→ **The task**:
Across the material below, how many lines contain the word "that"? Give only the number.
---------- Supplied material ----------
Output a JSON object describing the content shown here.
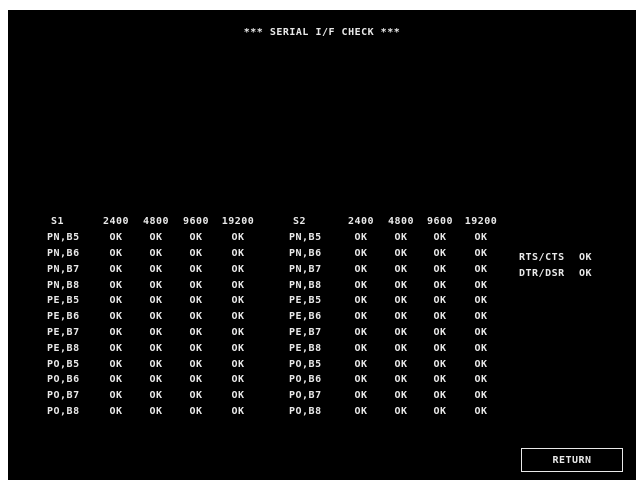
{
  "title": "*** SERIAL I/F CHECK ***",
  "baud_rates": [
    "2400",
    "4800",
    "9600",
    "19200"
  ],
  "ports": [
    {
      "label": "S1",
      "rows": [
        {
          "mode": "PN,B5",
          "results": [
            "OK",
            "OK",
            "OK",
            "OK"
          ]
        },
        {
          "mode": "PN,B6",
          "results": [
            "OK",
            "OK",
            "OK",
            "OK"
          ]
        },
        {
          "mode": "PN,B7",
          "results": [
            "OK",
            "OK",
            "OK",
            "OK"
          ]
        },
        {
          "mode": "PN,B8",
          "results": [
            "OK",
            "OK",
            "OK",
            "OK"
          ]
        },
        {
          "mode": "PE,B5",
          "results": [
            "OK",
            "OK",
            "OK",
            "OK"
          ]
        },
        {
          "mode": "PE,B6",
          "results": [
            "OK",
            "OK",
            "OK",
            "OK"
          ]
        },
        {
          "mode": "PE,B7",
          "results": [
            "OK",
            "OK",
            "OK",
            "OK"
          ]
        },
        {
          "mode": "PE,B8",
          "results": [
            "OK",
            "OK",
            "OK",
            "OK"
          ]
        },
        {
          "mode": "PO,B5",
          "results": [
            "OK",
            "OK",
            "OK",
            "OK"
          ]
        },
        {
          "mode": "PO,B6",
          "results": [
            "OK",
            "OK",
            "OK",
            "OK"
          ]
        },
        {
          "mode": "PO,B7",
          "results": [
            "OK",
            "OK",
            "OK",
            "OK"
          ]
        },
        {
          "mode": "PO,B8",
          "results": [
            "OK",
            "OK",
            "OK",
            "OK"
          ]
        }
      ]
    },
    {
      "label": "S2",
      "rows": [
        {
          "mode": "PN,B5",
          "results": [
            "OK",
            "OK",
            "OK",
            "OK"
          ]
        },
        {
          "mode": "PN,B6",
          "results": [
            "OK",
            "OK",
            "OK",
            "OK"
          ]
        },
        {
          "mode": "PN,B7",
          "results": [
            "OK",
            "OK",
            "OK",
            "OK"
          ]
        },
        {
          "mode": "PN,B8",
          "results": [
            "OK",
            "OK",
            "OK",
            "OK"
          ]
        },
        {
          "mode": "PE,B5",
          "results": [
            "OK",
            "OK",
            "OK",
            "OK"
          ]
        },
        {
          "mode": "PE,B6",
          "results": [
            "OK",
            "OK",
            "OK",
            "OK"
          ]
        },
        {
          "mode": "PE,B7",
          "results": [
            "OK",
            "OK",
            "OK",
            "OK"
          ]
        },
        {
          "mode": "PE,B8",
          "results": [
            "OK",
            "OK",
            "OK",
            "OK"
          ]
        },
        {
          "mode": "PO,B5",
          "results": [
            "OK",
            "OK",
            "OK",
            "OK"
          ]
        },
        {
          "mode": "PO,B6",
          "results": [
            "OK",
            "OK",
            "OK",
            "OK"
          ]
        },
        {
          "mode": "PO,B7",
          "results": [
            "OK",
            "OK",
            "OK",
            "OK"
          ]
        },
        {
          "mode": "PO,B8",
          "results": [
            "OK",
            "OK",
            "OK",
            "OK"
          ]
        }
      ]
    }
  ],
  "handshake": [
    {
      "label": "RTS/CTS",
      "result": "OK"
    },
    {
      "label": "DTR/DSR",
      "result": "OK"
    }
  ],
  "return_button": "RETURN",
  "colors": {
    "background": "#000000",
    "text": "#e9e9e9"
  }
}
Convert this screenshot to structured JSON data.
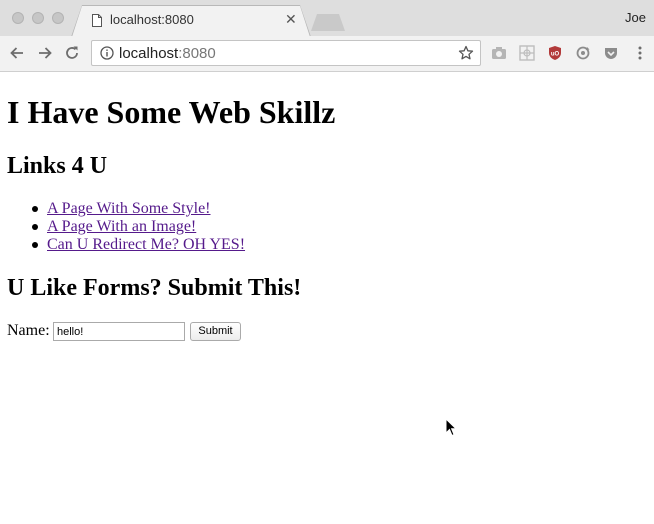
{
  "window": {
    "profile_name": "Joe"
  },
  "tab": {
    "title": "localhost:8080",
    "close_icon": "close-icon",
    "favicon": "document-icon"
  },
  "toolbar": {
    "back_icon": "back-arrow-icon",
    "forward_icon": "forward-arrow-icon",
    "reload_icon": "reload-icon",
    "url_host": "localhost",
    "url_port": ":8080",
    "extensions": [
      "camera-icon",
      "grid-icon",
      "ublock-shield-icon",
      "sync-icon",
      "pocket-icon",
      "menu-dots-icon"
    ]
  },
  "page": {
    "heading": "I Have Some Web Skillz",
    "links_heading": "Links 4 U",
    "links": [
      {
        "label": "A Page With Some Style!"
      },
      {
        "label": "A Page With an Image!"
      },
      {
        "label": "Can U Redirect Me? OH YES!"
      }
    ],
    "forms_heading": "U Like Forms? Submit This!",
    "form": {
      "name_label": "Name:",
      "name_value": "hello!",
      "submit_label": "Submit"
    }
  },
  "colors": {
    "visited_link": "#551a8b",
    "chrome_bg": "#f2f2f2",
    "tabstrip_bg": "#dedede",
    "ublock_red": "#c0392b"
  }
}
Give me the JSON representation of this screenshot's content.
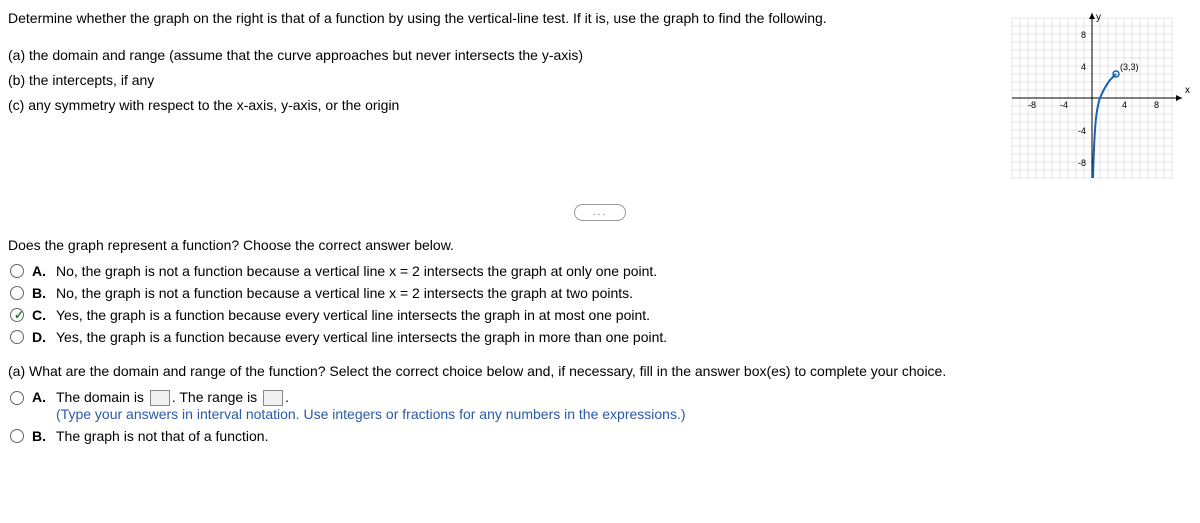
{
  "intro": {
    "line1": "Determine whether the graph on the right is that of a function by using the vertical-line test. If it is, use the graph to find the following.",
    "part_a": "(a) the domain and range (assume that the curve approaches but never intersects the y-axis)",
    "part_b": "(b) the intercepts, if any",
    "part_c": "(c) any symmetry with respect to the x-axis, y-axis, or the origin"
  },
  "graph": {
    "x_label": "x",
    "y_label": "y",
    "ticks": {
      "neg8": "-8",
      "neg4": "-4",
      "pos4": "4",
      "pos8": "8"
    },
    "point_label": "(3,3)",
    "x_range": [
      -10,
      10
    ],
    "y_range": [
      -10,
      10
    ]
  },
  "q1": {
    "prompt": "Does the graph represent a function? Choose the correct answer below.",
    "choices": {
      "A": "No, the graph is not a function because a vertical line x = 2 intersects the graph at only one point.",
      "B": "No, the graph is not a function because a vertical line x = 2 intersects the graph at two points.",
      "C": "Yes, the graph is a function because every vertical line intersects the graph in at most one point.",
      "D": "Yes, the graph is a function because every vertical line intersects the graph in more than one point."
    },
    "selected": "C",
    "letters": {
      "A": "A.",
      "B": "B.",
      "C": "C.",
      "D": "D."
    }
  },
  "q2": {
    "prompt": "(a) What are the domain and range of the function? Select the correct choice below and, if necessary, fill in the answer box(es) to complete your choice.",
    "choice_A_pre": "The domain is ",
    "choice_A_mid": ". The range is ",
    "choice_A_post": ".",
    "choice_A_instruction": "(Type your answers in interval notation. Use integers or fractions for any numbers in the expressions.)",
    "choice_B": "The graph is not that of a function.",
    "letters": {
      "A": "A.",
      "B": "B."
    }
  },
  "ellipsis": "..."
}
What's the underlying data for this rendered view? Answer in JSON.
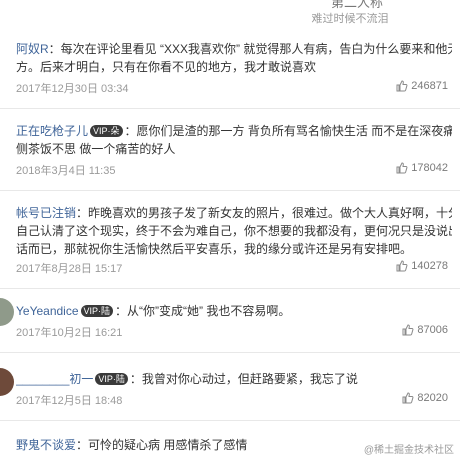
{
  "header": {
    "title": "第二人称",
    "subtitle": "难过时候不流泪"
  },
  "comments": [
    {
      "user": "阿奴R",
      "badge": "",
      "line1": "：每次在评论里看见 “XXX我喜欢你” 就觉得那人有病，告白为什么要来和他无关的地",
      "line2": "方。后来才明白，只有在你看不见的地方，我才敢说喜欢",
      "line3": "",
      "time": "2017年12月30日 03:34",
      "likes": "246871"
    },
    {
      "user": "正在吃枪子儿",
      "badge": "VIP·朵",
      "line1": "：愿你们是渣的那一方 背负所有骂名愉快生活 而不是在深夜痛哭 辗转反",
      "line2": "侧茶饭不思 做一个痛苦的好人",
      "line3": "",
      "time": "2018年3月4日 11:35",
      "likes": "178042"
    },
    {
      "user": "帐号已注销",
      "badge": "",
      "line1": "：昨晚喜欢的男孩子发了新女友的照片，很难过。做个大人真好啊，十分钟就能让",
      "line2": "自己认清了这个现实，终于不会为难自己，你不想要的我都没有，更何况只是没说出来的几句",
      "line3": "话而已，那就祝你生活愉快然后平安喜乐，我的缘分或许还是另有安排吧。",
      "time": "2017年8月28日 15:17",
      "likes": "140278"
    },
    {
      "user": "YeYeandice",
      "badge": "VIP·陆",
      "line1": "：从“你”变成“她” 我也不容易啊。",
      "line2": "",
      "line3": "",
      "time": "2017年10月2日 16:21",
      "likes": "87006"
    },
    {
      "user": "________初一",
      "badge": "VIP·陆",
      "line1": "：我曾对你心动过，但赶路要紧，我忘了说",
      "line2": "",
      "line3": "",
      "time": "2017年12月5日 18:48",
      "likes": "82020"
    },
    {
      "user": "野鬼不谈爱",
      "badge": "",
      "line1": "：可怜的疑心病 用感情杀了感情",
      "line2": "",
      "line3": "",
      "time": "",
      "likes": ""
    }
  ],
  "watermark": "@稀土掘金技术社区",
  "colors": {
    "username": "#406599",
    "text": "#333333",
    "meta": "#9a9a9a",
    "badge_bg": "#3a3a3a"
  },
  "icons": {
    "like": "thumbs-up-icon"
  }
}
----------
→ **Your solution**:
3